|^||Matches the starting position within the string. For example, the pattern ^ga matches the string "ga-zi", but it does not match zi-ga|
|$||Matches the ending position of the string. For example, the pattern ga$ matches only those strings like "zi-ga", but not ga-zi.|
All these constructions can be freely combined to form arbitrarily complex expressions, much like one can construct arithmetical expressions from numbers and the operations +, −, ×, and ÷.
4) Character classes.
Sinleqiunnini searching tool uses the following classes or categories of characters:
|[:blank:]||[ \t]||Space and tab|
|[:digit:]||[0-9]||Digits (NB.: subscript numbers are special characters)|
|[:space:]||[ \t\r\n\v\f]||Whitespace characters|
Unicode is a character set that aims at defining all characters and glyphs from all human scripts, but unfortunately it brings its own requirements and pitfalls when it comes to regular expressions (for an exhaustive overview, please refer to Unicode Regular Expressions). A few examples will suffice here to introduce the reader to some of the basic problems.
All the texts of the Ebla Digital Archives have been encoded in pure utf-8 (Unicode), so that some of the characters (glyphs) do not belong to the strict ASCII range.
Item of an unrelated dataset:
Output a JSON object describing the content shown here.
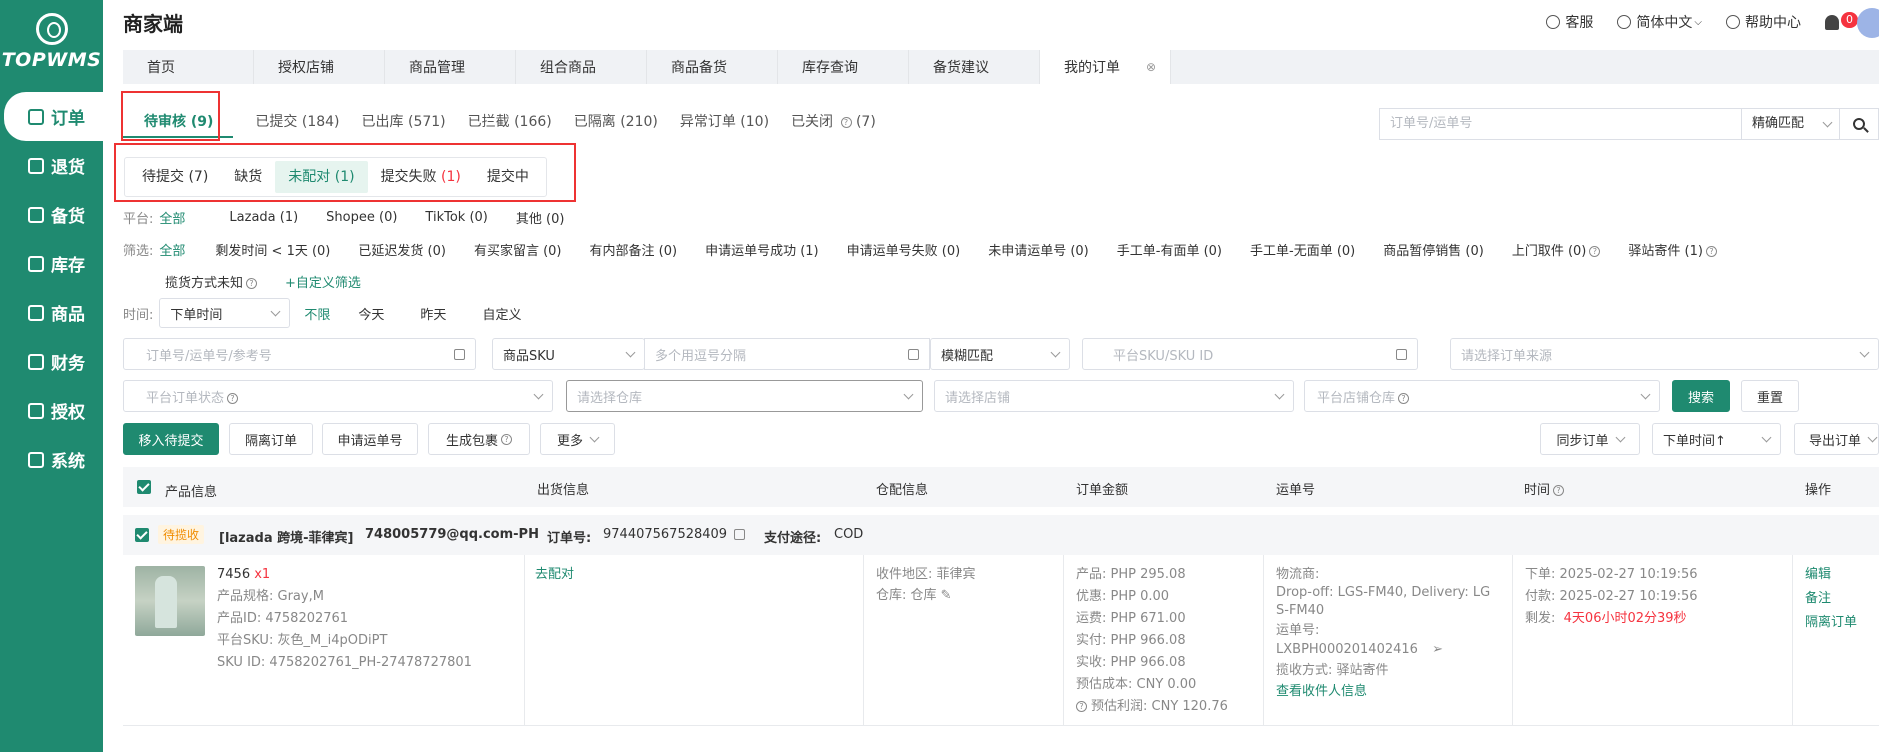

As a consequence, classes and quantifiers might not work as expected. For instance, by searching for any "alphabetic characters" ( [A-Za-z] or [:alpha:] ) characters such as š or á are omitted from the resultset. Classes and quantifiers only match pattern belonging to the visible set of ASCII, thus it is necessary to modify the pertinent query by adjoining charachters needed: e.g. [a-z] => [a-zšá].
The following synopsis displays Unicode characters employed in the Ebla Digital Archives:
|1.||⸢ ⸣||half brackets|
|2.||×||inclusion (e.g. KA×ME)|
|3.||₀ ₁ ₂ ₃ ₄ ₅ ₆ ₇ ₈ ₉ ᵪ||subscripts (e.g. ru₁₂, DU₁₀, sal₄, but RÚ)|
|4.||ʾ á à Á À é è É È í ì Í Ì ú ù Ú Ù š Š||simple glyphs|
|5.||Ⅰ Ⅱ Ⅲ Ⅳ Ⅴ Ⅵ Ⅶ Ⅷ Ⅸ Ⅹ||roman numbers, used for items composed by multiple parts (e.g. íb-III "triple belt")|
By adopting the advanced pattern matching [Advanced Search], some of the meta characters of regular expression engine may overlap character values of transliterated texts. For instance, the ligature sign + (e.g. ŠE+GÌR or 20+1/2) will be interpreted as one or more occurrences of the preceding sign (sub B.2.3). In these cases, it suffices to "escape" the character: a double backslash (\\) must precede any meta character of the expression (e.g. \\+ => ŠE\\+GÌR).
- .Text encoding
- .How to
- .Escape sequence